**WHAT YOU ARE ASKED TO DO:**
Reproduce every entry word for word.

**EXERCISE INPUT:**
..........
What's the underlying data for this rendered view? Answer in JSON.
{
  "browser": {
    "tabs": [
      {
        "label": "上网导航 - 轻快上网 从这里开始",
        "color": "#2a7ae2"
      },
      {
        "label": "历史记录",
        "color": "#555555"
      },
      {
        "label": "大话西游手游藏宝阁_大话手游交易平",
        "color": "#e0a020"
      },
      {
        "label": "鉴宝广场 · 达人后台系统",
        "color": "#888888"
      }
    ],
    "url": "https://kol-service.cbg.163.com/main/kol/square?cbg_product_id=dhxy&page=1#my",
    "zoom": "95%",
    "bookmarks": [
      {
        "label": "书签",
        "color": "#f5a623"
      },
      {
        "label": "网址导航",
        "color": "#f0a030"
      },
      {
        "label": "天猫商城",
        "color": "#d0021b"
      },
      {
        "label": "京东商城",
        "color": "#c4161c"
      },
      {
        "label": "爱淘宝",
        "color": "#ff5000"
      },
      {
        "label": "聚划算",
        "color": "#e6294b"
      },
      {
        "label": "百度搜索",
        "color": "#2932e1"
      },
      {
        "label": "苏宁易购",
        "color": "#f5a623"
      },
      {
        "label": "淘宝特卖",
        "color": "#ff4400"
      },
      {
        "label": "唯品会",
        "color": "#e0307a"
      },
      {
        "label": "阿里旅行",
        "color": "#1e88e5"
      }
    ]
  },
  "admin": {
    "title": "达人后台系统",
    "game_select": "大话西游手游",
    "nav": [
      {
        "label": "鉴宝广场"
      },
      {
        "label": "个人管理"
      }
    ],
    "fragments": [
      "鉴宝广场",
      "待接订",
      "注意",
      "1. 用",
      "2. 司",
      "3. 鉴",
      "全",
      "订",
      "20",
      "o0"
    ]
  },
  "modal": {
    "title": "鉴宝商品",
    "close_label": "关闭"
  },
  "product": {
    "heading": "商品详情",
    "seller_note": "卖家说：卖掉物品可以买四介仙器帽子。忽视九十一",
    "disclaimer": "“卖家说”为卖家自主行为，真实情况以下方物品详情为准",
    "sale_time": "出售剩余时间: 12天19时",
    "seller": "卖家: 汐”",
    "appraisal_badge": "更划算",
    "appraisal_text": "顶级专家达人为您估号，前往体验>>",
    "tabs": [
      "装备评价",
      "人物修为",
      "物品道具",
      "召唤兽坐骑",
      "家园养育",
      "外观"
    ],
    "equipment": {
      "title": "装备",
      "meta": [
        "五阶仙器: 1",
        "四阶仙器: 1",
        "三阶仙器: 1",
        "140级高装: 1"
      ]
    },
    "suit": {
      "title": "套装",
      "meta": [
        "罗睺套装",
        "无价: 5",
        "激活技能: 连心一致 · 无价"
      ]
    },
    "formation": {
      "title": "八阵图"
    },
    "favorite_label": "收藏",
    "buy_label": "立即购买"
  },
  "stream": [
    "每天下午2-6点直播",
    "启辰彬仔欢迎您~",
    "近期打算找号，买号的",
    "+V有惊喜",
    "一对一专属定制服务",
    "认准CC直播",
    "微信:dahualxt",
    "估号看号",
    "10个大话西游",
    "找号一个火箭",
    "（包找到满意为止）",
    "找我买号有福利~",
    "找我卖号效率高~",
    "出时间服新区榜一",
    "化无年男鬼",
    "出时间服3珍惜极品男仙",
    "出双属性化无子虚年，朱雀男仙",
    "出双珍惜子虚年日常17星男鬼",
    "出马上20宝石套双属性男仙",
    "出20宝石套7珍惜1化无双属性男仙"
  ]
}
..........
**REPLY TO THE TASK:**
What's the underlying data for this rendered view? Answer in JSON.
{
  "browser": {
    "tabs": [
      {
        "label": "上网导航 - 轻快上网 从这里开始",
        "color": "#2a7ae2"
      },
      {
        "label": "历史记录",
        "color": "#555555"
      },
      {
        "label": "大话西游手游藏宝阁_大话手游交易平",
        "color": "#e0a020"
      },
      {
        "label": "鉴宝广场 · 达人后台系统",
        "color": "#888888"
      }
    ],
    "url": "https://kol-service.cbg.163.com/main/kol/square?cbg_product_id=dhxy&page=1#my",
    "zoom": "95%",
    "bookmarks": [
      {
        "label": "书签",
        "color": "#f5a623"
      },
      {
        "label": "网址导航",
        "color": "#f0a030"
      },
      {
        "label": "天猫商城",
        "color": "#d0021b"
      },
      {
        "label": "京东商城",
        "color": "#c4161c"
      },
      {
        "label": "爱淘宝",
        "color": "#ff5000"
      },
      {
        "label": "聚划算",
        "color": "#e6294b"
      },
      {
        "label": "百度搜索",
        "color": "#2932e1"
      },
      {
        "label": "苏宁易购",
        "color": "#f5a623"
      },
      {
        "label": "淘宝特卖",
        "color": "#ff4400"
      },
      {
        "label": "唯品会",
        "color": "#e0307a"
      },
      {
        "label": "阿里旅行",
        "color": "#1e88e5"
      }
    ]
  },
  "admin": {
    "title": "达人后台系统",
    "game_select": "大话西游手游",
    "nav": [
      {
        "label": "鉴宝广场"
      },
      {
        "label": "个人管理"
      }
    ],
    "fragments": [
      "鉴宝广场",
      "待接订",
      "注意",
      "1. 用",
      "2. 司",
      "3. 鉴",
      "全",
      "订",
      "20",
      "o0"
    ]
  },
  "modal": {
    "title": "鉴宝商品",
    "close_label": "关闭"
  },
  "product": {
    "heading": "商品详情",
    "seller_note": "卖家说：卖掉物品可以买四介仙器帽子。忽视九十一",
    "disclaimer": "“卖家说”为卖家自主行为，真实情况以下方物品详情为准",
    "sale_time": "出售剩余时间: 12天19时",
    "seller": "卖家: 汐”",
    "appraisal_badge": "更划算",
    "appraisal_text": "顶级专家达人为您估号，前往体验>>",
    "tabs": [
      "装备评价",
      "人物修为",
      "物品道具",
      "召唤兽坐骑",
      "家园养育",
      "外观"
    ],
    "equipment": {
      "title": "装备",
      "meta": [
        "五阶仙器: 1",
        "四阶仙器: 1",
        "三阶仙器: 1",
        "140级高装: 1"
      ]
    },
    "suit": {
      "title": "套装",
      "meta": [
        "罗睺套装",
        "无价: 5",
        "激活技能: 连心一致 · 无价"
      ]
    },
    "formation": {
      "title": "八阵图"
    },
    "favorite_label": "收藏",
    "buy_label": "立即购买"
  },
  "stream": [
    "每天下午2-6点直播",
    "启辰彬仔欢迎您~",
    "近期打算找号，买号的",
    "+V有惊喜",
    "一对一专属定制服务",
    "认准CC直播",
    "微信:dahualxt",
    "估号看号",
    "10个大话西游",
    "找号一个火箭",
    "（包找到满意为止）",
    "找我买号有福利~",
    "找我卖号效率高~",
    "出时间服新区榜一",
    "化无年男鬼",
    "出时间服3珍惜极品男仙",
    "出双属性化无子虚年，朱雀男仙",
    "出双珍惜子虚年日常17星男鬼",
    "出马上20宝石套双属性男仙",
    "出20宝石套7珍惜1化无双属性男仙"
  ]
}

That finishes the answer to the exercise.